Republican lawmakers distanced themselves yesterday from parts of a Bush administration budget proposal while criticizing Democrats for not having a deficit-cutting plan of their own.
GOP lawmakers' unhappiness over the administration's package of about $54 billion in tax increases and spending cuts was heightened because they learned many of its details from news reports, in spite of a 90-minute meeting Thursday afternoon with Treasury Secretary Nicholas F. Brady and Richard G. Darman, director of the Office of Management and Budget.
"We're tired to them coming down to massage us, but not being willing to be specific with us," said Rep. Jerry Lewis (Calif.), the third-ranking House Republican leader.
Of particular concern to GOP lawmakers are provisions in Darman's plan to raise excise taxes on alcoholic beverages, limit the deductibility of all state and local taxes and freeze for one year the cost-of-living adjustments for military and federal retirees.
"A lot of members realize the regressivity of beer and wine taxes," Lewis said. "You're talking about a big wallop to that middle-income family."
The administration's plan, which was endorsed by GOP congressional budget negotiators as an opening bargaining position, calls for increasing the tax on a six-pack of beer to 81 cents from 16 cents, to 76 cents from 3 cents on a 750-milliliter bottle of wine and to $2.54 from $1.98 on a 750-milliliter bottle of 80-proof liquor.
The increases, which would tax the alcohol in each beverage equally at 25 cents per ounce, would raise $7.2 billion in new revenue in fiscal 1991, according to the Congressional Budget Office.
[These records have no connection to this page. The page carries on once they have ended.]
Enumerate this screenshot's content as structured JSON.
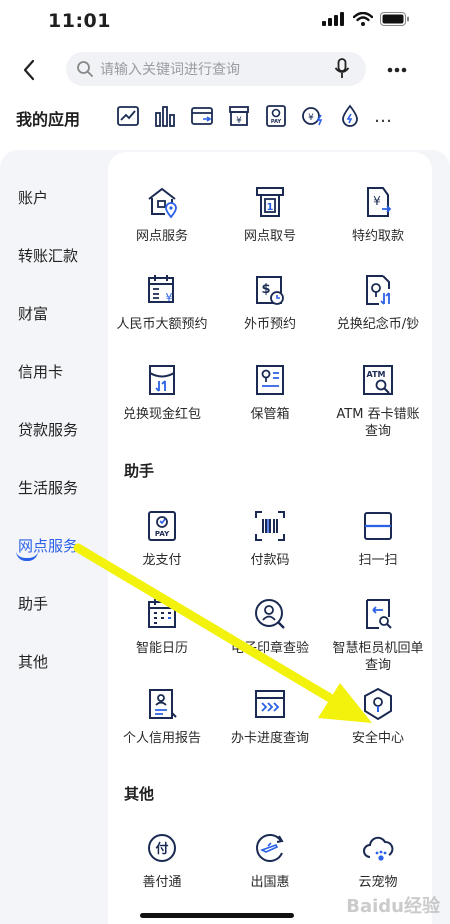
{
  "status": {
    "time": "11:01"
  },
  "search": {
    "placeholder": "请输入关键词进行查询"
  },
  "my_apps": {
    "title": "我的应用",
    "icons": [
      "trend-chart-icon",
      "bar-chart-icon",
      "card-transfer-icon",
      "yuan-box-icon",
      "pay-card-icon",
      "yuan-lightning-icon",
      "drop-bolt-icon"
    ],
    "more": "…"
  },
  "sidebar": {
    "items": [
      "账户",
      "转账汇款",
      "财富",
      "信用卡",
      "贷款服务",
      "生活服务",
      "网点服务",
      "助手",
      "其他"
    ],
    "active_index": 6
  },
  "sections": {
    "branch": {
      "items": [
        {
          "label": "网点服务",
          "icon": "bank-location-icon"
        },
        {
          "label": "网点取号",
          "icon": "queue-number-icon"
        },
        {
          "label": "特约取款",
          "icon": "yuan-withdraw-icon"
        },
        {
          "label": "人民币大额预约",
          "icon": "calendar-yuan-icon"
        },
        {
          "label": "外币预约",
          "icon": "dollar-clock-icon"
        },
        {
          "label": "兑换纪念币/钞",
          "icon": "coin-exchange-icon"
        },
        {
          "label": "兑换现金红包",
          "icon": "red-envelope-icon"
        },
        {
          "label": "保管箱",
          "icon": "safe-box-icon"
        },
        {
          "label": "ATM 吞卡错账\n查询",
          "icon": "atm-search-icon"
        }
      ]
    },
    "assistant": {
      "title": "助手",
      "items": [
        {
          "label": "龙支付",
          "icon": "long-pay-icon"
        },
        {
          "label": "付款码",
          "icon": "barcode-icon"
        },
        {
          "label": "扫一扫",
          "icon": "scan-icon"
        },
        {
          "label": "智能日历",
          "icon": "smart-calendar-icon"
        },
        {
          "label": "电子印章查验",
          "icon": "seal-verify-icon"
        },
        {
          "label": "智慧柜员机回单\n查询",
          "icon": "receipt-query-icon"
        },
        {
          "label": "个人信用报告",
          "icon": "credit-report-icon"
        },
        {
          "label": "办卡进度查询",
          "icon": "card-progress-icon"
        },
        {
          "label": "安全中心",
          "icon": "security-shield-icon"
        }
      ]
    },
    "others": {
      "title": "其他",
      "items": [
        {
          "label": "善付通",
          "icon": "shanfutong-icon"
        },
        {
          "label": "出国惠",
          "icon": "flight-globe-icon"
        },
        {
          "label": "云宠物",
          "icon": "cloud-pet-icon"
        }
      ]
    }
  },
  "annotation": {
    "color": "#f2f20c"
  },
  "colors": {
    "accent": "#2b61e6",
    "icon": "#1a2a52"
  },
  "watermark": "Baidu经验"
}
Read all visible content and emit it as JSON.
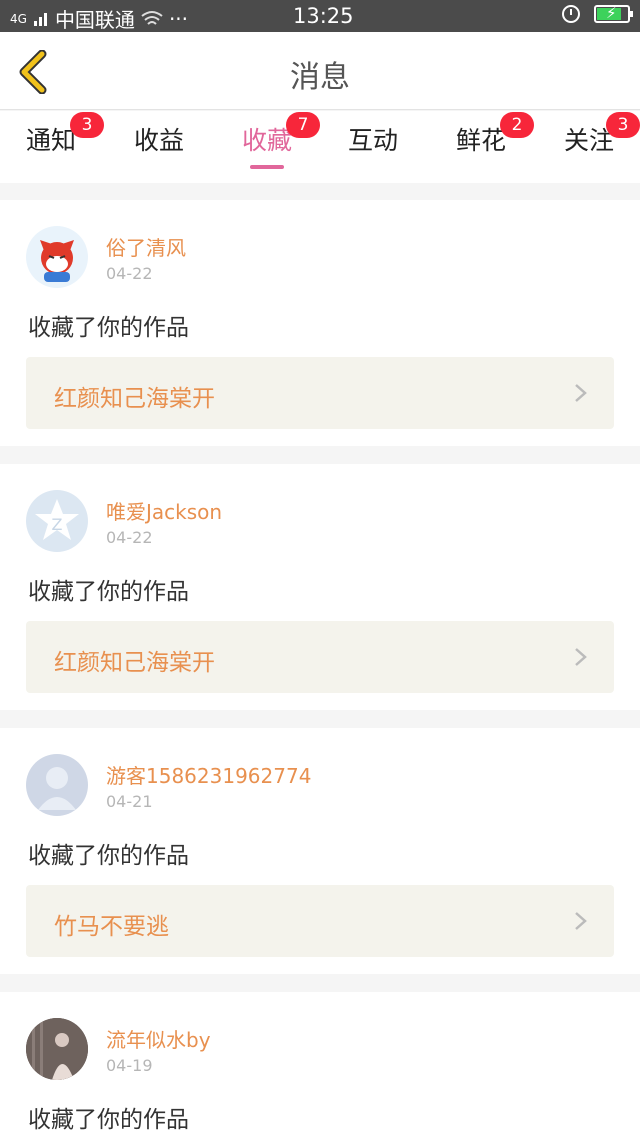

Republicans from such highly taxed states as New York and California also opposed tampering with the deductibility of state and local income, real estate and other taxes. The Bush plan would put a $10,000 cap on those currently unlimited deductions, raising between $1.9 billion and $3 billion annually, according to congressional estimates.
House Minority Whip Newt Gingrich (R-Ga.) and Sen. Pete V. Domenici (N.M.), the Senate Budget Committee's ranking Republican, both have said they would not support any budget package that included a freeze on cost-of-living increases for 3.8 million military and federal pensioners.
OMB estimates the move would save $1.5 billion in fiscal 1991 and $15 billion over five years.
But GOP congressional budget analysts stressed that the plan was intended to be a negotiating position only and not what the Republicans wanted the final result to be.
"You can agree or disagree, and I do both," Sen. Phil Gramm (Tex.), a GOP budget negotiator, said.
Flying to his Maine summer vacation house aboard Air Force One, President Bush told reporters he was "not locked into any specific proposal."
Republicans, meanwhile, slammed Democrats for not having a plan. "It doesn't seem to me that the Senate leadership wants to negotiate," Rep. Bill Frenzel (Minn.), the Budget Committee's ranking Republican, said. "If they think that we've just been dancing for Democratic amusement, they've got another think coming."
"It's a shame people are trying to figure out how not to work together," White House Chief of Staff John H. Sununu said.
Bush, who met with congressional leaders each morning since Tuesday to discuss the budget talks, said that despite the slow progress he believed the negotiators were bargaining "in very good faith . . . . I think we're narrowing some of our differences. But it's not dramatic progress at all."
Staff writer Dan Balz contributed to this report.